So after my bike ride to Angola, which was an amazing experience that I didn't journal during (gasp!) because I was too damn tired after each day of riding (54, 73, and 30 miles respectively), I was left with a bag of peanuts, chocolate-covered raisins and raisins that I had eaten on the road. For some reason my stomach didn't react well to the trail mix so I was hesitant to continue eating it after I got home. One weekend before a potluck I was thinking about the trail mix and Googled "leftover trail mix." This is the recipe I came up with and decided to make. 

This is what came out of my oven.

Luckily there were two dozen other brothers and sisters of these cookies, otherwise I would have been sorely put out. The cookies had so much butter in them that they just melted. When I tried to separate these, both from the cookie sheet and from each other, they just came apart so I wound up throwing them out. I regretted it after tasting the ones that came out all right. They were so crispy and so buttery and so amazing. I think I would like this recipe better with chocolate chips and not raisins and peanuts. I'm keeping you in mind for next time, Whisking Through Life!

The third botched baked thing in this installment is a baked macaroni and cheese that I made a little while ago. I had a butternut squash that literally sat on my countertop for almost a month, just patiently waiting until I got my shit together and cooked it. When I got my hair buzzed by my co-worker in September we made baked macaroni and cheese and left out the butternut squash, though I had wanted to add it even back then. Finally I was making the comfort food just for myself and could add whatever the heck I wanted. The result is below, not a great rendition but a picture.
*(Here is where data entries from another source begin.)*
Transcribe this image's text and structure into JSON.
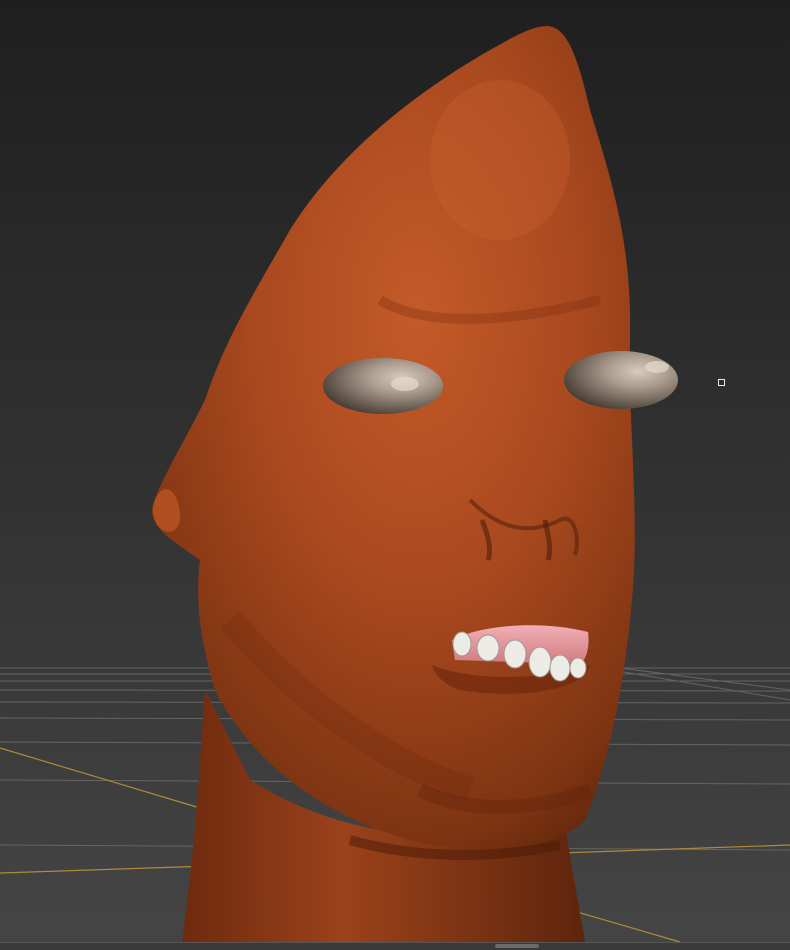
{
  "viewport": {
    "background_top": "#1f1f1f",
    "background_bottom": "#3d3d3d",
    "grid_color": "#6f6f6f",
    "axis_color": "#b08a3a"
  },
  "model": {
    "skin_color": "#a9491f",
    "skin_shadow": "#6e2a0e",
    "eye_color": "#a89a8c",
    "gum_color": "#e89aa0",
    "teeth_color": "#ecebe6"
  },
  "icons": {
    "pivot": "transform-pivot-icon"
  }
}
I essentially made a box of Annie's shells and white cheddar (the only boxed macaroni and cheese I've ever eaten, even as a kid - thanks Mom!) and added a few extra ingredients.

- the butternut squash, which I roasted with olive oil, salt and pepper
- crushed up bran, minus the raisins from leftover Raisin Bran
- goat gouda cheese that I had in the fridge
- grated parmesan cheese that I had leftover from eating out

I whipped everything together and baked it at 450 for about 20 minutes and - here's the botched part - the bran never really crisped but just sort of got warm. The macaroni and cheese, which had been so gooey and cheesy and rich, dried out in the oven. When I reheated the dish for lunch the next day, the bran was soggy. So I'm not sure how I could fix any of those problems... but hey, it was still a success when I first baked it!

Now it's time to go cozy up under my four covers and dream about breakfast.


Sunday, November 10, 2013

I Love Bok Choy!

November at the farmer's market means bok choy and all kinds of other delicious greens. I've been eating a lot of sauteed bok choy (with bacon grease, with butter and garlic, with sausage...) and today I decided to try a roasted bok choy dish.

I Googled "bok choy with bread crumbs" and came up with this recipe: Epicurious's Bok Choy Gratin.

It's in the oven right now and smells amazing. I'm bringing it to a potluck and I'm crossing my fingers that the dish survives the bike ride there!

Cross your fingers!